Looking For Trademark Assistance?

It is generally recommended to hire a trademark attorney to prosecute and defend trademark infringement claims before the Trademark Trial and Appeal Board (TTAB) or in Federal Court for several reasons:

  • Complex legal process: Trademark law is a complex area of law that requires a thorough understanding of the Lanham Act, the Trademark Manual of Examining Procedure (TMEP), and other relevant laws and regulations. A trademark attorney can guide you through the legal process and ensure that you comply with all of the requirements and deadlines.
  • Expertise in trademark law: Trademark attorneys have specialized expertise in trademark law, and can provide you with knowledgeable and experienced representation in your case. They are well-versed in the legal standards for trademark infringement, dilution, and false advertising, as well as the procedures for prosecuting and defending trademark claims.
  • Protection of your trademark rights: A trademark attorney can help you protect your trademark rights by advising you on the best strategies for protecting your trademark, and by advocating on your behalf in court or before the TTAB.
  • Maximize your chances of success: A trademark attorney can help you increase your chances of success in a trademark infringement case by providing you with a strong and persuasive legal argument, and by presenting evidence that supports your position.
  • Cost-effective solution: Hiring a trademark attorney can often be a cost-effective solution in the long run, as they can help you avoid costly mistakes and resolve your trademark dispute more efficiently. They can also help you minimize your legal fees by negotiating settlements or reaching alternative dispute resolution (ADR) agreements.

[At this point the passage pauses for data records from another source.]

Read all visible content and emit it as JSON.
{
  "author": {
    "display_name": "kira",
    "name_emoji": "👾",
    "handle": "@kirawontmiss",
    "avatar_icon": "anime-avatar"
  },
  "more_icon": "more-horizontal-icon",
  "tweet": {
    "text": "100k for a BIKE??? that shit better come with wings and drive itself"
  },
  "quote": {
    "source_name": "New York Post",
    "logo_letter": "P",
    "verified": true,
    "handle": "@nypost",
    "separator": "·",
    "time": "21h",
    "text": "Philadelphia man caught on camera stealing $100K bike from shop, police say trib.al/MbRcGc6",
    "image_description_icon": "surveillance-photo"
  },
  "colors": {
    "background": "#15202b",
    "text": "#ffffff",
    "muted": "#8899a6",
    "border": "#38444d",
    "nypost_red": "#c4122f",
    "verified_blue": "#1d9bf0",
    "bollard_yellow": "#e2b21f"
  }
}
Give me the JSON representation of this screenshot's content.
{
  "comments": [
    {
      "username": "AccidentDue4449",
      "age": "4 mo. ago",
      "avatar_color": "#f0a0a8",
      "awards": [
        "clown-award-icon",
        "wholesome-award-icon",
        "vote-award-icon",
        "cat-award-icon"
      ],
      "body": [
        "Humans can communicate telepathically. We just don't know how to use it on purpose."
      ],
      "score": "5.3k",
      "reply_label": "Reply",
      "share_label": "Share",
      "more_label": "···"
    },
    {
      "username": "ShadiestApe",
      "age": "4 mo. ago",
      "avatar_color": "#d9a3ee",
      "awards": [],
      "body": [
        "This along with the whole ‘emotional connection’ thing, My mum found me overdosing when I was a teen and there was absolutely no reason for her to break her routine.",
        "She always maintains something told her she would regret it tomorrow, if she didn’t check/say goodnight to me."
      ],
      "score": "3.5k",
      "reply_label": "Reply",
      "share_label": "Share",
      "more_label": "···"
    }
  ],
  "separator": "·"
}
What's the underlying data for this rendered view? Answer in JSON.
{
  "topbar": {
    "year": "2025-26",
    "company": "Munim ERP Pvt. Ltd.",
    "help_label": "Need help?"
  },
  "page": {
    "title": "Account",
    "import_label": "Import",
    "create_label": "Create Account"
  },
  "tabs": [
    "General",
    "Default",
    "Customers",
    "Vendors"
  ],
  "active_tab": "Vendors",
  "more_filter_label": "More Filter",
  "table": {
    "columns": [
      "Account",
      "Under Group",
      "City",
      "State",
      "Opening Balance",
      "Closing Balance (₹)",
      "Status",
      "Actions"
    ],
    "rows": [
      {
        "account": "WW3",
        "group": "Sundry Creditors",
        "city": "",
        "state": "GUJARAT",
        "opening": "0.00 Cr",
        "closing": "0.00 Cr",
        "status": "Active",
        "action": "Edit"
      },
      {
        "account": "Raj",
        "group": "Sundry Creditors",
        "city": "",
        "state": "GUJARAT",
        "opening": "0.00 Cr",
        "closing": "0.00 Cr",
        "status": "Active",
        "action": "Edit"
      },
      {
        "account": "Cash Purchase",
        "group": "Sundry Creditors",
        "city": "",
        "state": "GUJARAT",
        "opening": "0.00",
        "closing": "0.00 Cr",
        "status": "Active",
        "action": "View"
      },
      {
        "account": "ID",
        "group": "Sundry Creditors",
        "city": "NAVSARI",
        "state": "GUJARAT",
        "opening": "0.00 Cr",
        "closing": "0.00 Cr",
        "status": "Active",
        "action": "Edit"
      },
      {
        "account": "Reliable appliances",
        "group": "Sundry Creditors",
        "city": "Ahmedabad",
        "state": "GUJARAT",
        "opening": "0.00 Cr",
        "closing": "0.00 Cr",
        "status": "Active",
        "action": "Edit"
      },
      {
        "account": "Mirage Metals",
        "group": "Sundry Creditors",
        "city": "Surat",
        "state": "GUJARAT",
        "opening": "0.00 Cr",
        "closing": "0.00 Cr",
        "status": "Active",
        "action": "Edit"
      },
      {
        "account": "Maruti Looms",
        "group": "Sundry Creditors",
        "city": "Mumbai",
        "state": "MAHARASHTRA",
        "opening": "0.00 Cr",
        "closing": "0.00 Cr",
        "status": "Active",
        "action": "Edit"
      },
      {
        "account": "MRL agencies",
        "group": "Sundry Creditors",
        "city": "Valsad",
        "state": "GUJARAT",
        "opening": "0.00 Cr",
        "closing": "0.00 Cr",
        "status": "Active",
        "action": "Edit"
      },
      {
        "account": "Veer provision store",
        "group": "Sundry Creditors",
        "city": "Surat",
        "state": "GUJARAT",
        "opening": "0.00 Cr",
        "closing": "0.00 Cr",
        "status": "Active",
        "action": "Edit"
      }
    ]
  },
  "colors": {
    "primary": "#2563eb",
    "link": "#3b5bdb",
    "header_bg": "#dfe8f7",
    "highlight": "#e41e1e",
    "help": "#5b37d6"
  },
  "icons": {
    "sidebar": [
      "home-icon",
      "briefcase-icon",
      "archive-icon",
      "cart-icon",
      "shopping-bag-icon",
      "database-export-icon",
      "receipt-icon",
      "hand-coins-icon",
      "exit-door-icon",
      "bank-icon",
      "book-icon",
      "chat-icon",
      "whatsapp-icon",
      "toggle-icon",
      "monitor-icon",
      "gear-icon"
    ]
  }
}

In short, if you are looking for trademark assistance, please contact us.  We can prosecute and defend trademark infringement claims before the TTAB or in Federal Court  and can provide you with the specialized knowledge and expertise you need to protect your trademark rights, and can increase your chances of success in your case.